MATERIAL SHOWN>
┌────────

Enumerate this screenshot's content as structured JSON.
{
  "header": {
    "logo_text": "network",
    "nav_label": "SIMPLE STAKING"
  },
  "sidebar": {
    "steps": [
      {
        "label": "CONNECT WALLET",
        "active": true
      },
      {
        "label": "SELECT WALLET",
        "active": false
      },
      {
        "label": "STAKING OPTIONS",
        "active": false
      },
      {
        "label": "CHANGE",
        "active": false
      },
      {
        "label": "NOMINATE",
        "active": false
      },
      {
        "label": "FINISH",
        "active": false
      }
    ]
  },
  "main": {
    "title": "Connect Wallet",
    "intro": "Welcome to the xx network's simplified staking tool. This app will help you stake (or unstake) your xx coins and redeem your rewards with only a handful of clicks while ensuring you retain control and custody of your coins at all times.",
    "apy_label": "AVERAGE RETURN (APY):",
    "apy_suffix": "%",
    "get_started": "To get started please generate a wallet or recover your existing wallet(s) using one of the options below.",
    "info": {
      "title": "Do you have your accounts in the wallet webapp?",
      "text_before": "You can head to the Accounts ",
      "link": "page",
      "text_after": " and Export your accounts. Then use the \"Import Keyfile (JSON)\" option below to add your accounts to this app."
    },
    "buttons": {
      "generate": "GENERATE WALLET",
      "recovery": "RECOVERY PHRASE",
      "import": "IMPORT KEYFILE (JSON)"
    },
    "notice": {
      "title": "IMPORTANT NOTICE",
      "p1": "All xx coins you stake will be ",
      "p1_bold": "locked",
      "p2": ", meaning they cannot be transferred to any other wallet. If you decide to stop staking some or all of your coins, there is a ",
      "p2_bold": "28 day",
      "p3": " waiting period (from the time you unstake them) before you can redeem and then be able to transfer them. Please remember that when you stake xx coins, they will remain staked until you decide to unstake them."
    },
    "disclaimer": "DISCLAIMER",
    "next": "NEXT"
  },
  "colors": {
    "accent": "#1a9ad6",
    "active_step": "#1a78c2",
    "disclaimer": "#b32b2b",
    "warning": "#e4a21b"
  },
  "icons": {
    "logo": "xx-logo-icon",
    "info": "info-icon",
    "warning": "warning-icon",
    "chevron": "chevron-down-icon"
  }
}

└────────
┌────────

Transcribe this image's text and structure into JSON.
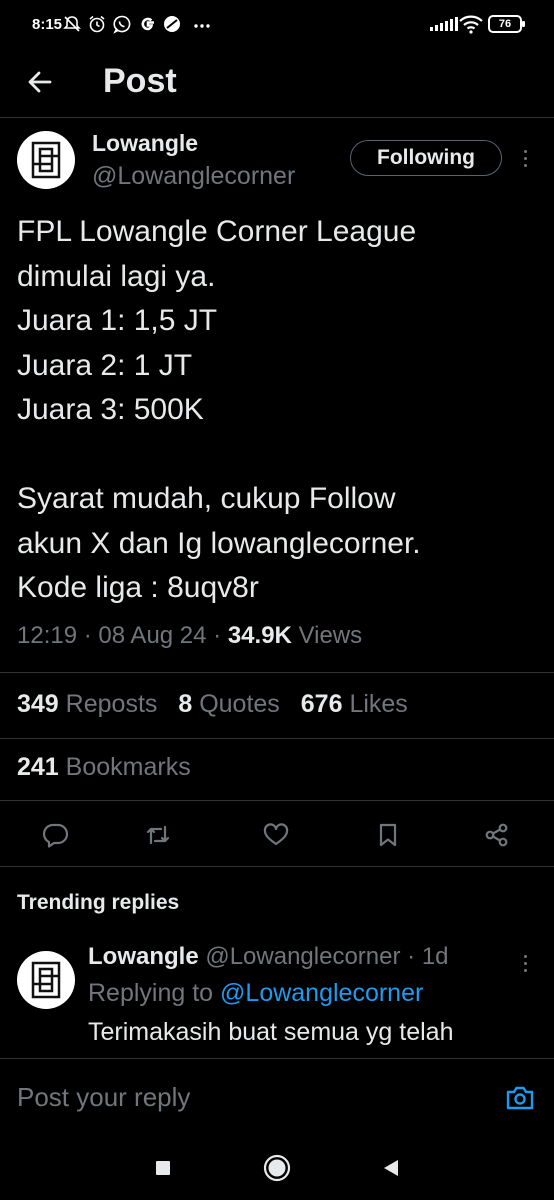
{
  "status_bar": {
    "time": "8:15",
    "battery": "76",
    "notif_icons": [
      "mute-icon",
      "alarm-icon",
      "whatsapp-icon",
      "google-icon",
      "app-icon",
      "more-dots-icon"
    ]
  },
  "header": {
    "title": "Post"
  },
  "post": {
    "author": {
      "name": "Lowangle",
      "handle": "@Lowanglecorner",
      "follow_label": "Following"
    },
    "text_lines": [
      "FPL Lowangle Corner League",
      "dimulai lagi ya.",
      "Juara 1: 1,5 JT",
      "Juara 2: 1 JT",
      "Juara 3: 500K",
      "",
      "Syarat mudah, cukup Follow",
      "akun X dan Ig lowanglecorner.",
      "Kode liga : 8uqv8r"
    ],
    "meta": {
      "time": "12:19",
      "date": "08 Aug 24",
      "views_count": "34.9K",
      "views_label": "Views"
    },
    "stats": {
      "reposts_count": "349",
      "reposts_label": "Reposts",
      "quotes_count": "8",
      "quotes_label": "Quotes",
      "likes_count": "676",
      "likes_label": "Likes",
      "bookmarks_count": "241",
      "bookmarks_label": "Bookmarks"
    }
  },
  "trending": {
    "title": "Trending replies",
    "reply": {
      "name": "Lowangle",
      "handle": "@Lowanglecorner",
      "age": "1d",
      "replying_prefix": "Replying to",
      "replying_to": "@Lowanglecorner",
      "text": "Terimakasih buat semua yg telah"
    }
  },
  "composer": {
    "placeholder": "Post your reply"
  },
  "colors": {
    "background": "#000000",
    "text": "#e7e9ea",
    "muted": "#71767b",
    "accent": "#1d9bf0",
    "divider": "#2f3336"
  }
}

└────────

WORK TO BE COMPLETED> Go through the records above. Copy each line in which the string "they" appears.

EXPECTED ANSWER>
      "p2": ", meaning they cannot be transferred to any other wallet. If you decide to stop staking some or all of your coins, there is a ",
      "p3": " waiting period (from the time you unstake them) before you can redeem and then be able to transfer them. Please remember that when you stake xx coins, they will remain staked until you decide to unstake them."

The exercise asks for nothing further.